A typical high lasts around four hours. When someone first begins using, they may be high functioning and won’t show any of the other sign typically depicted in movies and TV shows.

But as a person continues to use heroin, they will need more and more heroin to get the same high. As their addiction grows and continues, a user may stop caring about their appearance, may not eat properly, and may wear long sleeve shirts to cover needle marks. Heroin begins to become the most important thing in their life.

A user who is going through withdrawal symptoms may vomit, scratch, have slurred speech, have pain in their muscles of bones, or complain of constipation or nausea. A user may also feel nervous and be unable to sleep.

Spotting someone who’s just begun using heroin can be difficult. But look for paraphernalia, such as burnt spoons, tiny baggies, residues that are tan or whitish or dark and stick, small glass pipes, syringes, and rubber tubing.

Some people are more at risk of becoming heroin users, including people who are on prescription narcotics. When their prescription ends or runs out, they may turn to heroin to get high.

If you suspect someone is using heroin, contact the Office of Alcoholism and Substance Abuse Services by calling 1-877-8-HOPENY for help. You can also find more information on their website.

And remember – if someone you know is overdosing on heroin, call 911. The Good Samaritan Law states a person calling for someone who is experiencing a life-threatening emergency will not be charged or prosecuted for a drug- or alcohol-related offense.

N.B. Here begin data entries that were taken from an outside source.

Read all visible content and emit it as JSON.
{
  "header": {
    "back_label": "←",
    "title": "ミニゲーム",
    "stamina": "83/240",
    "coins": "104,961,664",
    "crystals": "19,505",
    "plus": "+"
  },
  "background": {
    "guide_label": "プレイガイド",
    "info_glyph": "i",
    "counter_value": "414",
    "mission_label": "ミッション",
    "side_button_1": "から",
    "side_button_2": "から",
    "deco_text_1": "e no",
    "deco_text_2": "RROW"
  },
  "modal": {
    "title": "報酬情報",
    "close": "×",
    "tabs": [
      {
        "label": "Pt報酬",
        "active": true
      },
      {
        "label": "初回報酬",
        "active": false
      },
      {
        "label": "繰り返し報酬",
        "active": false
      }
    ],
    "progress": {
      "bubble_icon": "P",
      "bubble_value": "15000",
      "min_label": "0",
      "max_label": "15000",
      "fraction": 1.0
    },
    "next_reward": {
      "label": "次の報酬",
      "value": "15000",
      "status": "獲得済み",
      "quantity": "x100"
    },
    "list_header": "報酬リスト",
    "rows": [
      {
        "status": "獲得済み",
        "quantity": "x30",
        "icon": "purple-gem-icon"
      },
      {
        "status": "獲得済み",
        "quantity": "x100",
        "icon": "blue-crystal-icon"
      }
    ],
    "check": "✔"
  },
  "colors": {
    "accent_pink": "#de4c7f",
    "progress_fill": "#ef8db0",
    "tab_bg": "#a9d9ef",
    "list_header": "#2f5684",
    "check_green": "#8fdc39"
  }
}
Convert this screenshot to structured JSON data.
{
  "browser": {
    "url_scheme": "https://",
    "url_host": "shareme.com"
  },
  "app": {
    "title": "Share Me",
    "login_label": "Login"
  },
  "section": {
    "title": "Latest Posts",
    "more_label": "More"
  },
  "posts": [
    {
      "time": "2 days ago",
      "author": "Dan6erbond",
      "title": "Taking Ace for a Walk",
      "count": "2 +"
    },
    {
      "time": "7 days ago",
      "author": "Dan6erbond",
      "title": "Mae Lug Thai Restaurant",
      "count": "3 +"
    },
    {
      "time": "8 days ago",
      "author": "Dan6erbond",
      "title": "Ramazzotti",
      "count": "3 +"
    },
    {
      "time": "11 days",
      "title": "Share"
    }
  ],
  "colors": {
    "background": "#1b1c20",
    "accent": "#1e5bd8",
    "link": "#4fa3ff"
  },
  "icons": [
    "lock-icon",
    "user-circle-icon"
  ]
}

Information included in this article comes from the National Institute on Drug Abuse and Narconon